Shreve is the last guy in the bullpen and, all things considered, he’s a more than fine candidate for the job. He threw 45.1 innings with a 3.77 ERA (4.55 FIP) last season, striking out 29.3% of batters faced. Shreve has been equally effective against both righties and lefties in his career (.316 wOBA for both), and last season he went more than one inning 14 times. He threw two full innings (or more) eight times. What more do you want from the last guy in the bullpen?
There are two things that prevent Shreve from being a high-leverage piece. One, he walks too many batters. He had a 12.8% walk rate last year and for his career it’s an 11.5% walk rate. And two, Shreve is homer prone. Last season he posted a 1.6 HR/9 and his career rate is … 1.6 HR/9. Yankee Stadium and the juiced ball have not been kind to Shreve. Shreve was pretty great in the first half of the 2015 season. Since then, walks and dingers have held him back.

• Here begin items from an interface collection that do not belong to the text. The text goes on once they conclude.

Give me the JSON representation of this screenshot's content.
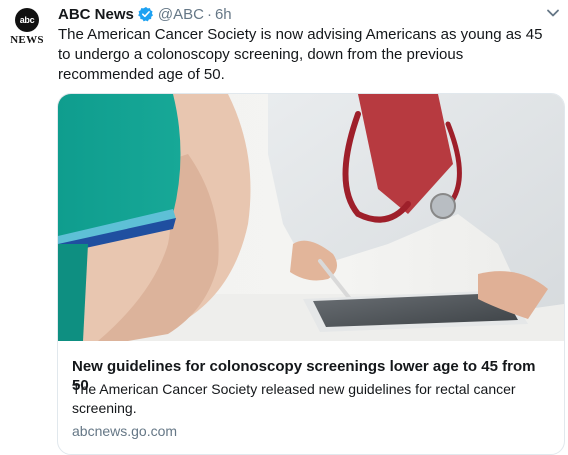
{
  "tweet": {
    "author_name": "ABC News",
    "handle": "@ABC",
    "separator": "·",
    "time": "6h",
    "text": "The American Cancer Society is now advising Americans as young as 45 to undergo a colonoscopy screening, down from the previous recommended age of 50.",
    "verified_icon": "verified-badge-icon",
    "menu_icon": "chevron-down-icon"
  },
  "avatar": {
    "logo_text": "abc",
    "wordmark": "NEWS"
  },
  "card": {
    "title": "New guidelines for colonoscopy screenings lower age to 45 from 50",
    "description": "The American Cancer Society released new guidelines for rectal cancer screening.",
    "domain": "abcnews.go.com"
  },
  "colors": {
    "verified_blue": "#1da1f2",
    "secondary_text": "#657786",
    "border": "#e1e8ed"
  }
}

Similar to Warren and his slider, Shreve really ratcheted up his splitter usage last season. He’s always thrown a lot of splitters, that is his go-to pitch, but last year he threw more splitters than ever. Look:
I imagine that will continue this season. Shreve is at the point where he has to perform — and continue to perform, he won’t be able to ride a good start all season — to stay on the roster, because getting shuttled back to Scranton for a few weeks isn’t an option. He’s left-handed, he strikes guys out, he doesn’t have a platoon split, and he’s cheap. Shreve is prime waiver claim fodder, so the Yankees will probably try to keep him around as long as possible.
At the same time, the Yankees have several other bullpen candidates (Luis Cessa, Domingo German, Gio Gallegos, Ben Heller, Jonathan Holder, etc.) and they’re probably not going to get hesitate to give them a look if Shreve isn’t doing a capable job as the last guy in the bullpen. I don’t think Aaron Boone will use Shreve as a pure left-on-left matchup guy. I think he’d stick with the setup guys in any big spot. Shreve will be a mop-up guy, basically, but even then he’ll have to perform. This is a make or break year, at least as far as his time with the Yankees is concerned.